▶ **Exercise aim**
Among the entries that follow, how many lines contain the word "Code"? Give the number alone.

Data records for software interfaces
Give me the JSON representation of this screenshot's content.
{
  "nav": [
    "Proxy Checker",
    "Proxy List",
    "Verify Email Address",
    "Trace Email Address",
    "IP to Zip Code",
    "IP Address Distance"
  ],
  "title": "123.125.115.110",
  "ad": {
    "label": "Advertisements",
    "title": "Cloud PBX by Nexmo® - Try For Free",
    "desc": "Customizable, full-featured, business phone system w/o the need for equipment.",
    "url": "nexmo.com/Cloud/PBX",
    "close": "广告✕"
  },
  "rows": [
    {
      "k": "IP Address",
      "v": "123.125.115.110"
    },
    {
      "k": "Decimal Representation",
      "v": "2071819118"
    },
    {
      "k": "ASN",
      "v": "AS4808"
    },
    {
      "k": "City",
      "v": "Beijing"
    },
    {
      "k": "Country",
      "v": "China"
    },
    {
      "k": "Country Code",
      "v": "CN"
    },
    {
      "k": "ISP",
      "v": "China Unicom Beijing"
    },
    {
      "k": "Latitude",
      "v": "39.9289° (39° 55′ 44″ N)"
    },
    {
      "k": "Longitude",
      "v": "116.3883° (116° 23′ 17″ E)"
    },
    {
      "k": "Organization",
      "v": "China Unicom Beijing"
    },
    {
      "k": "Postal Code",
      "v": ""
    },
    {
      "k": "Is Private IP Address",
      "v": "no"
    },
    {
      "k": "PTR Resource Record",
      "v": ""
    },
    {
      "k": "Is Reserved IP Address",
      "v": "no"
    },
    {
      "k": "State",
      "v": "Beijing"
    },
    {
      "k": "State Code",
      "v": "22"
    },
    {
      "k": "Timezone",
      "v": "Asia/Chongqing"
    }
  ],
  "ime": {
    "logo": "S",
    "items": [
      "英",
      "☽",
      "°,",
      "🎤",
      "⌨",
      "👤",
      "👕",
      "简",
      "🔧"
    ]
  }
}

▶ **Output**
4